Study objective: We describe the incidence and types of medical errors in emergency departments (EDs) and assess the validity of a survey instrument that identifies systems factors contributing to errors in EDs.
Methods: We conducted the National Emergency Department Safety Study in 62 urban EDs across 20 US states. We reviewed 9,821 medical records of ED patients with one of 3 conditions (myocardial infarction, asthma exacerbation, and joint dislocation) to evaluate medical errors. We also obtained surveys from 3,562 staff randomly selected from each ED; survey data were used to calculate average safety climate scores for each ED.
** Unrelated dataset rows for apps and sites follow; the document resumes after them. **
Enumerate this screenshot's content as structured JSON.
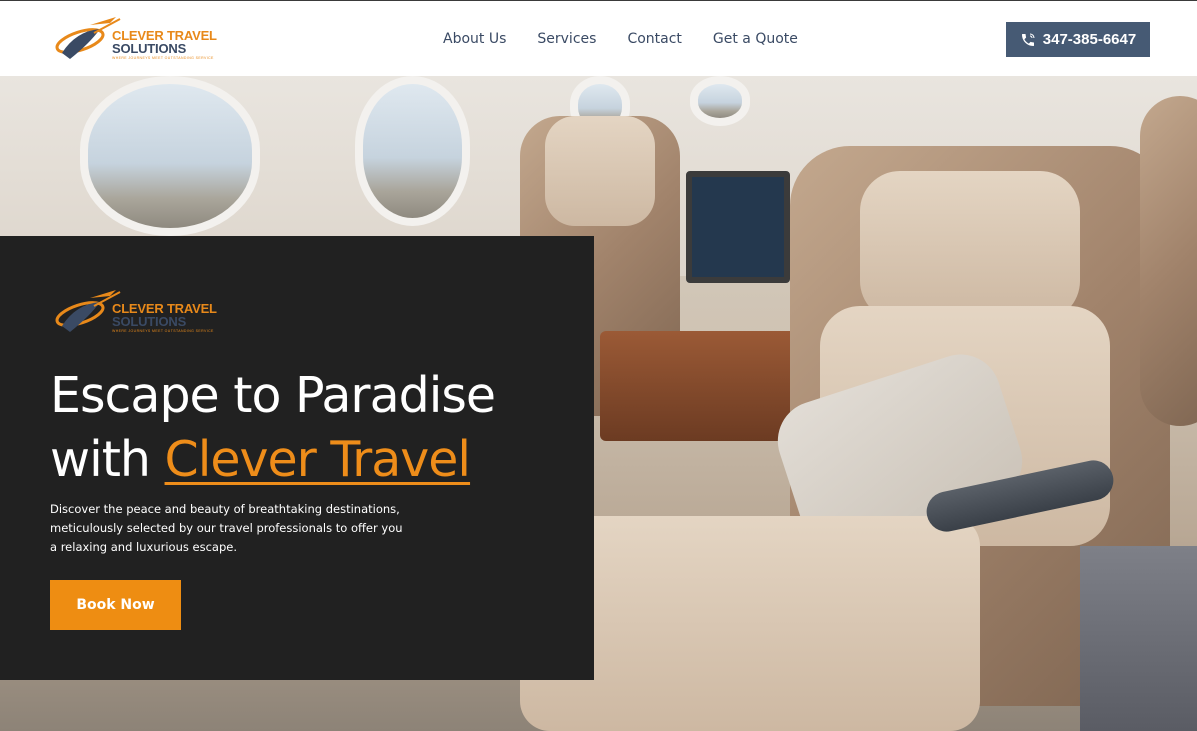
{
  "brand": {
    "name_line1": "CLEVER TRAVEL",
    "name_line2": "SOLUTIONS",
    "tagline": "WHERE JOURNEYS MEET OUTSTANDING SERVICE",
    "orange": "#ee8d12",
    "navy": "#3a4a64"
  },
  "nav": {
    "items": [
      {
        "label": "About Us"
      },
      {
        "label": "Services"
      },
      {
        "label": "Contact"
      },
      {
        "label": "Get a Quote"
      }
    ],
    "phone": "347-385-6647",
    "phone_icon": "phone-icon"
  },
  "hero": {
    "headline_part1": "Escape to Paradise",
    "headline_part2": "with ",
    "headline_accent": "Clever Travel",
    "description": "Discover the peace and beauty of breathtaking destinations, meticulously selected by our travel professionals to offer you a relaxing and luxurious escape.",
    "cta_label": "Book Now"
  }
}
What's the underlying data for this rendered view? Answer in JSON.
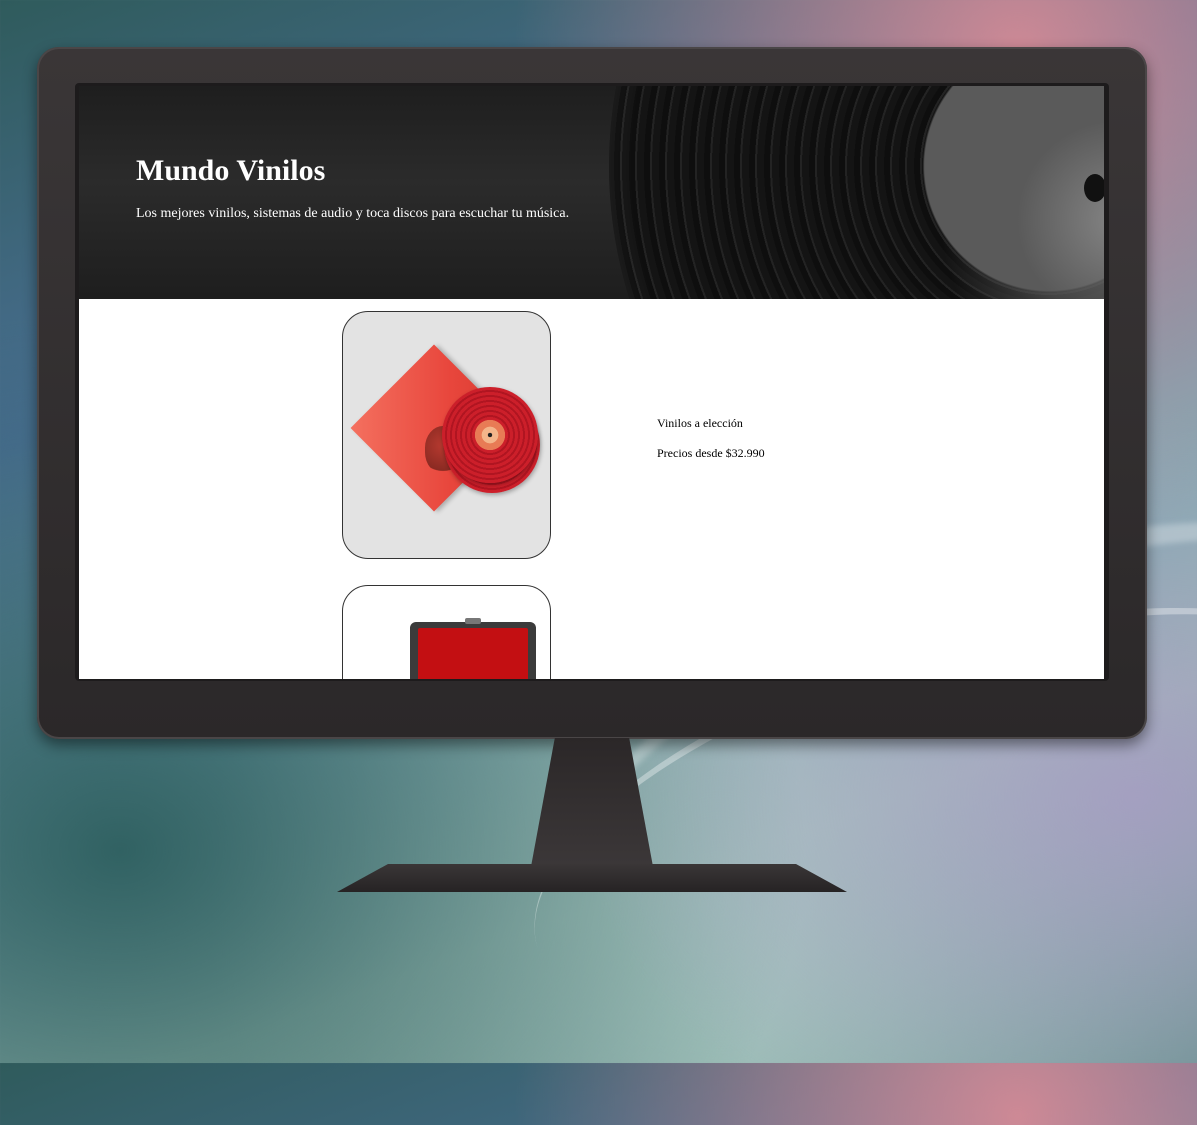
{
  "site": {
    "title": "Mundo Vinilos",
    "subtitle": "Los mejores vinilos, sistemas de audio y toca discos para escuchar tu música."
  },
  "products": [
    {
      "image_alt": "red vinyl record with sleeve",
      "name": "Vinilos a elección",
      "price": "Precios desde $32.990"
    },
    {
      "image_alt": "red turntable case"
    }
  ],
  "colors": {
    "hero_background": "#1e1e1e",
    "screen_background": "#ffffff",
    "monitor_frame": "#2b2829",
    "text_dark": "#000000",
    "text_light": "#ffffff"
  }
}
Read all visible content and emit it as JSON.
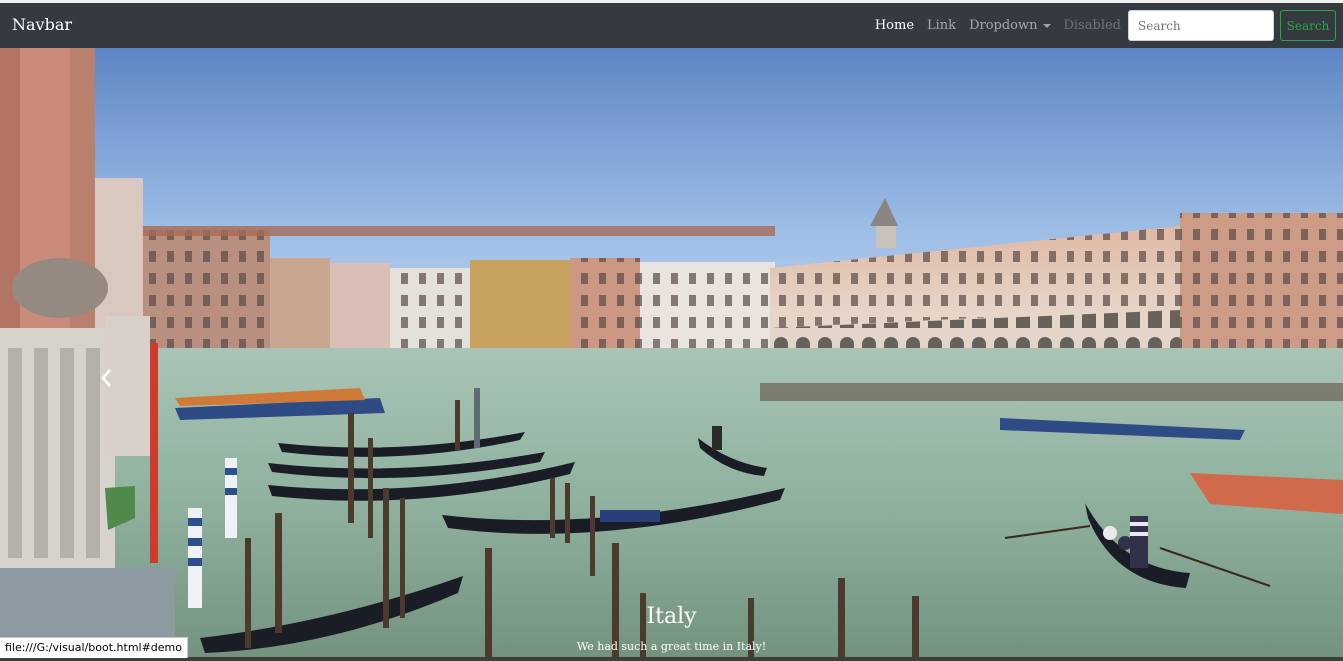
{
  "navbar": {
    "brand": "Navbar",
    "items": [
      {
        "label": "Home"
      },
      {
        "label": "Link"
      },
      {
        "label": "Dropdown"
      },
      {
        "label": "Disabled"
      }
    ],
    "search": {
      "placeholder": "Search",
      "button_label": "Search"
    },
    "colors": {
      "background": "#343a40",
      "success": "#28a745"
    }
  },
  "carousel": {
    "caption_title": "Italy",
    "caption_text": "We had such a great time in Italy!",
    "prev_icon": "chevron-left-icon"
  },
  "status_bar": {
    "url": "file:///G:/visual/boot.html#demo"
  }
}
Results: We identified 402 adverse events (incidence rate 4.1 per 100 patient visits; 95% confidence interval [CI] 3.7 to 4.5) and 532 near misses (incidence rate 5.4 per 100 patient visits; 95% CI 5.0 to 5.9). We judged 37% of the adverse events, and all of the near misses, to be preventable (errors); 33% of the near misses were intercepted. In multivariable models, better ED safety climate was not associated with fewer preventable adverse events (incidence rate ratio per 0.2-point increase in ED safety score 0.82; 95% CI 0.57 to 1.16) but was associated with more intercepted near misses (incidence rate ratio 1.79; 95% CI 1.06 to 3.03). We found no association between safety climate and violations of national treatment guidelines.
Conclusion: Among the 3 ED conditions studied, medical errors are relatively common, and one third of adverse events are preventable. Improved ED safety climate may increase the likelihood that near misses are intercepted.
Copyright © 2012 American College of Emergency Physicians. Published by Mosby, Inc. All rights reserved.